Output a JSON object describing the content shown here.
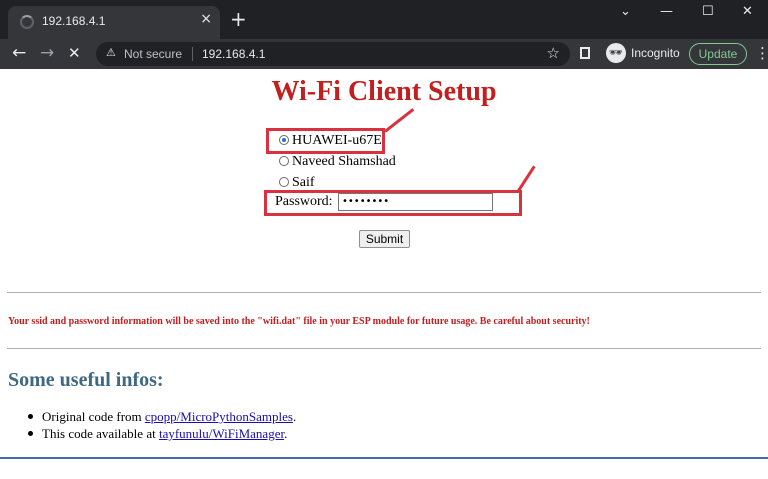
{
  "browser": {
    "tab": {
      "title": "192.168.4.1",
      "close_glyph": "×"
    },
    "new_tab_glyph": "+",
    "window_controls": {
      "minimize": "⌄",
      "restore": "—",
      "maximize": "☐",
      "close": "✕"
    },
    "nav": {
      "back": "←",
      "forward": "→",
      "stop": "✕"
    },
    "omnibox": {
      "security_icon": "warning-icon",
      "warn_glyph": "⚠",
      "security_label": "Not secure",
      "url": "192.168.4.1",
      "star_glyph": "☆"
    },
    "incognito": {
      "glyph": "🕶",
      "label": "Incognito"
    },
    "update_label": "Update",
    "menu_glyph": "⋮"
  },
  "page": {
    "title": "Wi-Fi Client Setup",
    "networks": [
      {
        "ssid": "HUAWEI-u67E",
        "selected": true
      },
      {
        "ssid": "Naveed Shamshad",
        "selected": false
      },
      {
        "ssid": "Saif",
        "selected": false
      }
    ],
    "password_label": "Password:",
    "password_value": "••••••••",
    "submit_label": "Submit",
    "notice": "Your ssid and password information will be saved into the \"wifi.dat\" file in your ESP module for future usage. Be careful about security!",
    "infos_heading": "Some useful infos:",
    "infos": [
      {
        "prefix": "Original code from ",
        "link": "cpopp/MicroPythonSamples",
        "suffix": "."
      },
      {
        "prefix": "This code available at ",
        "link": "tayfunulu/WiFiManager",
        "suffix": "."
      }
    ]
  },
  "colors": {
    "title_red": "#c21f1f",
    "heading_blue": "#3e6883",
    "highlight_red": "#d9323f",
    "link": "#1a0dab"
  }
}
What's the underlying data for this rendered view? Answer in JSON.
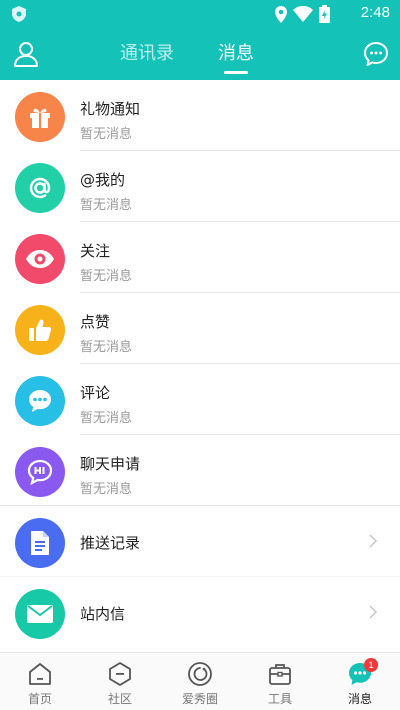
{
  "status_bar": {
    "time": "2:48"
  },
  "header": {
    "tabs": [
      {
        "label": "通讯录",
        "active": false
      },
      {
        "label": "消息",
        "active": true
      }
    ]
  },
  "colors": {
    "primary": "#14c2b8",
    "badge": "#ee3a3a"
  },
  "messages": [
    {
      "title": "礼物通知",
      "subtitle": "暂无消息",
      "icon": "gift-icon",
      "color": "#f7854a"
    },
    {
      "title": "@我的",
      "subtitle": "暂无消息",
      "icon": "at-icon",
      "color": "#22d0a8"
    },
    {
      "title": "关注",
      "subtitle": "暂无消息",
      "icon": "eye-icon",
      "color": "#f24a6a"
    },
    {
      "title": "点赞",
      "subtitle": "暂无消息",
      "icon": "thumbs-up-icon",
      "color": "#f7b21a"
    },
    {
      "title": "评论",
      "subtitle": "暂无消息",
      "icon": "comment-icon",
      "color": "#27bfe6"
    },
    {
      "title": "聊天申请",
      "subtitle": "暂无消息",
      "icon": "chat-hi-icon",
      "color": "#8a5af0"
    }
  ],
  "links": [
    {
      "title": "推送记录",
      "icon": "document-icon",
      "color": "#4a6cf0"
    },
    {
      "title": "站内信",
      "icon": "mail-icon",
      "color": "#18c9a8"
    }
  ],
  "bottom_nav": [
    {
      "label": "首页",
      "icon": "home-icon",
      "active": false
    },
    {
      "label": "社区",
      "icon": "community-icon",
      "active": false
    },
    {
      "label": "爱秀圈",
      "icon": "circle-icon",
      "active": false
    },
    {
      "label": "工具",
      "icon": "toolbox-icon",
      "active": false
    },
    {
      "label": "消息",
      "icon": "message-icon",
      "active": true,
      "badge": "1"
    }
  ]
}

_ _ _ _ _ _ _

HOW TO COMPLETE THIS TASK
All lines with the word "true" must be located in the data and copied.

EXERCISE ANSWER
        "selected": true
        "active": true
      "active": true,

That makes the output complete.